- It’s a holiday miracle! Late in the day on Tuesday, with the final minutes of the session waning, the U.S. Senate approved three new commissioners to the U.S. Election Assistance Commission. We’ll have more on the new commissioners in the coming weeks, but in the mean time, welcome Tom Hicks, (term expires in 2017), Matthew Masterson (term expires in 2017) and Christy McCormick (term expires in 2015).
- A recent audit of the Wisconsin Government Accountability Board pointed out a variety of problems with the bipartisan board including that staff did not consistently follow a penalty schedule for enforcing campaign finance, lobbying and code of ethics laws; did not conduct 16 reviews required by law over a four-year period to identify felons who may have voted illegally; and did not put into place written procedures for considering complaints. While members of the states GOP jumped on the audit to reinforce their calls to disband the GAB, the auditors did not recommend the board be overhauled or dismantled, but did say the Legislature could increase the GAB’s authority over elections and improve its operations. At an agency meeting this week, Director Kevin Kennedy said changes are in the works to rectify problems found by the audit. "I get a little defensive when they point out that we're not adhering to the law in terms of how we're enforcing matters or tracking things," Kennedy said during the meeting. "A lot of it has more to do with how the records are organized and how reporting is getting to the board." The board voted to ask the GAB to give it a list of all 34 recommendations and report progress at the next two meetings.
- Virginia Gov. Terry McAuliff (D) is proposing spending $28 million to upgrade the state’s voting systems including voting machines, e-pollbooks and the state’s elections website. According to The Richmond Times-Dispatch, under the proposal, the state would cover the cost of purchasing new voting machines for 2,166 precincts statewide. The state would reimburse 401 precincts that have already purchased new optical scan machines. The proposal will need to be approved by the Legislature as part of the budget process.
- Three more states are considering joining Georgia, Tennessee, Texas and Florida for a so-called SEC Primary. Secretaries of state in Alabama, Arkansas and Mississippi have told Georgia’s Secretary of State Brian Kemp, who is spearheading the effort, that they will work with their respective legislatures to get the primaries moved to March 1. Kemp is also working with Louisiana and South Carolina to get them onboard as well.
- The Iowa Voter Registration Commission is working on draft rules that would allow Iowans to register online to vote, however advocacy groups, including the American Civil Liberties Union are concerned about the provision in the rules that would limit those who use the online system to just those who have a driver’s license.
- Recount Updates: The CD2 recount in Arizona is finally over with Republican challenger Martha McSally defeating incumbent Rep. Ron Barber by 167 votes.
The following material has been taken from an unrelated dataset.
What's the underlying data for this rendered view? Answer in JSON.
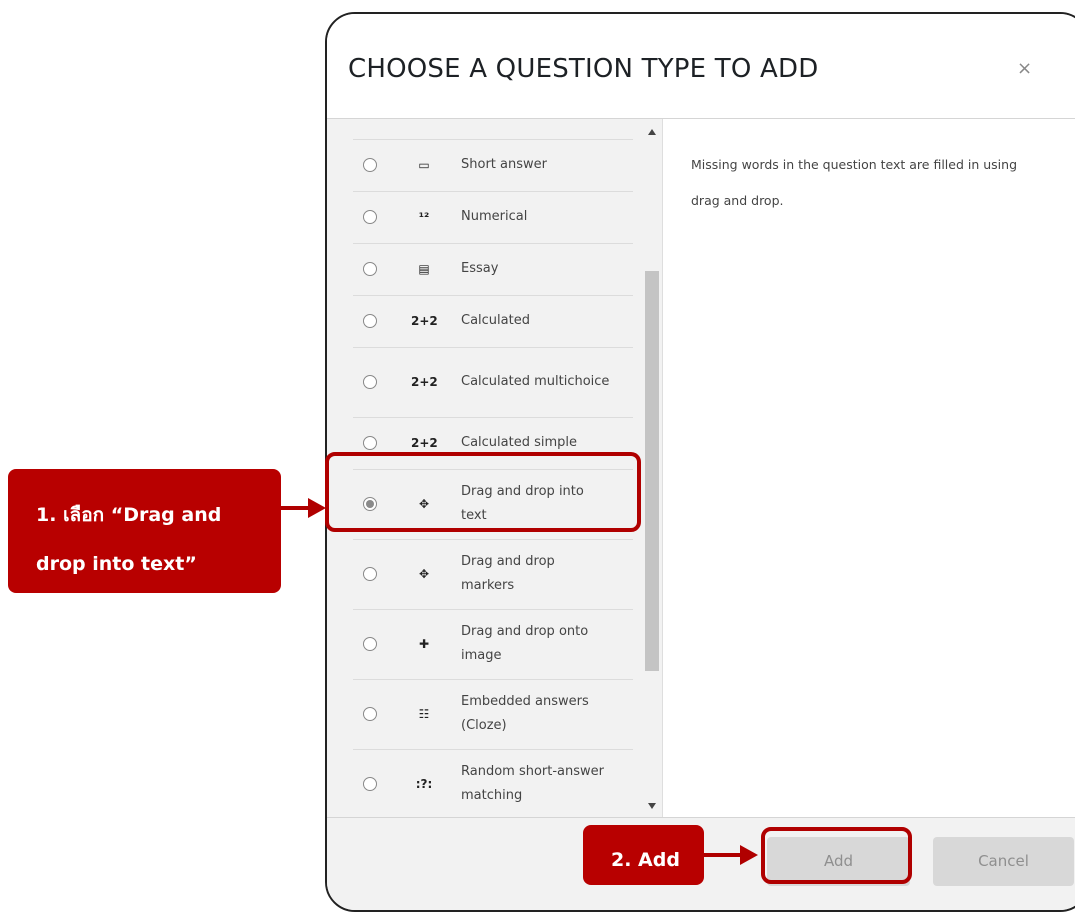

The final vote difference was only six votes different from the original tally. This was the first congressional recount in the state. A judge has ordered the Clark County, Indiana recount commission to certify a recount that flipped the original results of the race. Although questions still remain about the recount process, the winning candidate for circuit court clerk won by 43 votes.
- Personnel News: Upon recommendation from the county elections commission, he Harrison County, Texas commission voted to terminate elections administrator Becky Dotson. Vicki Olin and Kelly Penziul have been reappointed to the Steuben County, New York board of elections commissioners. Jack Snodgrass, Campbell County, Kentucky clerk is retiring after 24 years on the job. Kevin D. Harris has been appointed new clerk in Morristown, New Jersey. Florida Gov. Rick Scott has reappointed Secretary of State Ken Detzner for another four-year term.